Instead of, “A strong foundation in math is important for success in engineering,” transform this statement into a “me-focused” sentence: “Because of my internship at Texas Instruments and my strong performance in calculus, I am well suited for studies in electrical engineering.”
Each sentence should tie back to the idea of “fit” – With each sentence in your essay, ask yourself: “Does this sentence contribute to my argument that I deserve a space in their program?
Does this sentence help continue the thought from the ones before and set up my argument in later sentences?
Is this sentence absolutely necessary?
If not, can I take it out and not hurt my argument?”
This is your chance to interview – UT and other Apply Texas universities do not conduct interviews as part of their admissions process. Instead, this is your only opportunity to introduce yourself to the admissions committee.
You want the reviewer to walk away thinking, “This is a pretty neat student. We want them here!”
How many essays should I write? – UT has a somewhat confusing system where they require two essays.
You must submit the Essay Topic C, and then your choice among Essays Topic A on diversity, Essay Topic B on overcoming an obstacle, or a special circumstances essay.
Sometimes students write all four thinking it will help them.
Don’t do this!
Unless you have a very compelling reason, only submit Essay C and your choice of one of the remaining three.
Should my second essay also focus on fit? – If you can relate your second essay to why you are a good fit for your major, then I would go for it.
I worked with a student who selected electrical engineering.
His essay C was a strong piece arguing why he had the skills and experience to contribute, but his essay B told an entertaining and insightful story of how him and his friend accidentally broke some computers they were repairing and managed to fix them just in time.
What if I am undecided? – That’s okay! Most students are undecided, even those who swear they know they are going to medical school before they enroll in freshman biology.
You can still demonstrate curiosity and passion by reflecting on one or two things that capture your interest and creative energies.
How am I evaluated? – In short, you are scored on a scale of 1-6 – whether to recommend you for admission or not.
Most students receive a 3 or a 4 with only the most exceptional students scoring a 6.
The admissions reviewer looks at everything you have submitted (resume, essays, recommendation letters, coursework, etc.). If the reviewer is on the fence about giving you a 4 or a 5, you want your essay to argue decisively that you are a good fit and an interesting person.
Essays, more so than recommendation letters, are often what tips the scale where the admissions reviewer can reward you with a higher score and improve your admissions chances.
Relax! – There comes a point where your essays are “done.”
Over-editing can cause a lot of unneeded stress and be counterproductive for the quality of your essays.

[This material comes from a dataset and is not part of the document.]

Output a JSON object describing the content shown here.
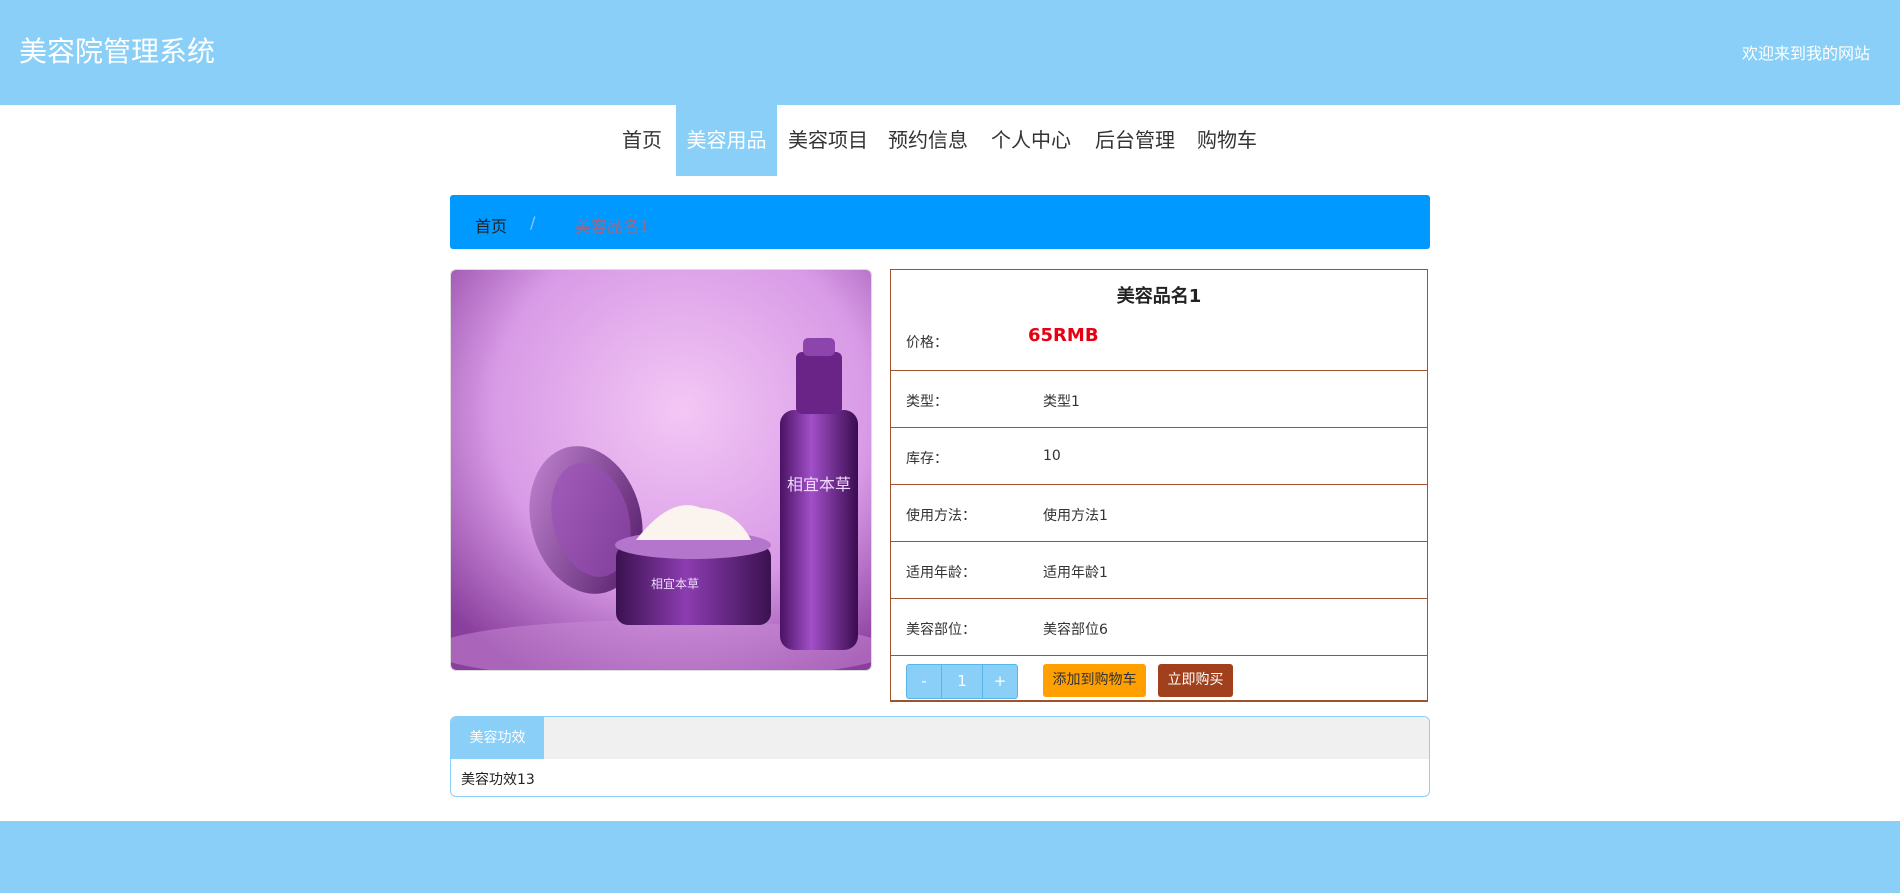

Once you submit your application, it is best just to forget about it until you receive your decision in the spring.
Excessive refreshing of your My Status page never does any good. ; )
Here’s a video that Kevin put together

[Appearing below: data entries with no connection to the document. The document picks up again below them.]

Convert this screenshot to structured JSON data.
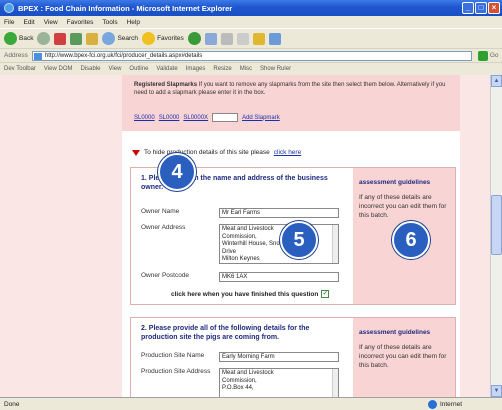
{
  "window": {
    "title": "BPEX : Food Chain Information - Microsoft Internet Explorer"
  },
  "menu": [
    "File",
    "Edit",
    "View",
    "Favorites",
    "Tools",
    "Help"
  ],
  "toolbar": {
    "back": "Back",
    "search": "Search",
    "favorites": "Favorites"
  },
  "address": {
    "label": "Address",
    "url": "http://www.bpex-fci.org.uk/fci/producer_details.aspx#details",
    "go": "Go"
  },
  "devtoolbar": [
    "Dev Toolbar",
    "View DOM",
    "Disable",
    "View",
    "Outline",
    "Validate",
    "Images",
    "Resize",
    "Misc",
    "Show Ruler"
  ],
  "slapmarks": {
    "title": "Registered Slapmarks",
    "text": "If you want to remove any slapmarks from the site then select them below. Alternatively if you need to add a slapmark please enter it in the box.",
    "links": [
      "SL0000",
      "SL0000",
      "SL0000X"
    ],
    "add_label": "Add Slapmark"
  },
  "hide_line": {
    "text": "To hide production details of this site please",
    "link": "click here"
  },
  "section1": {
    "title": "1. Please confirm the name and address of the business owner.",
    "owner_name_label": "Owner Name",
    "owner_name_value": "Mr Earl Farms",
    "owner_address_label": "Owner Address",
    "owner_address_lines": [
      "Meat and Livestock",
      "Commission,",
      "Winterhill House, Snowdon",
      "Drive",
      "Milton Keynes"
    ],
    "owner_postcode_label": "Owner Postcode",
    "owner_postcode_value": "MK6 1AX",
    "finished_text": "click here when you have finished this question",
    "guide_title": "assessment guidelines",
    "guide_text": "If any of these details are incorrect you can edit them for this batch."
  },
  "section2": {
    "title": "2. Please provide all of the following details for the production site the pigs are coming from.",
    "site_name_label": "Production Site Name",
    "site_name_value": "Early Morning Farm",
    "site_address_label": "Production Site Address",
    "site_address_lines": [
      "Meat and Livestock",
      "Commission,",
      "P.O.Box 44,"
    ],
    "guide_title": "assessment guidelines",
    "guide_text": "If any of these details are incorrect you can edit them for this batch."
  },
  "badges": [
    "4",
    "5",
    "6"
  ],
  "status": {
    "left": "Done",
    "zone": "Internet"
  }
}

with more great insider advice and tips
on writing essays for the University of Texas: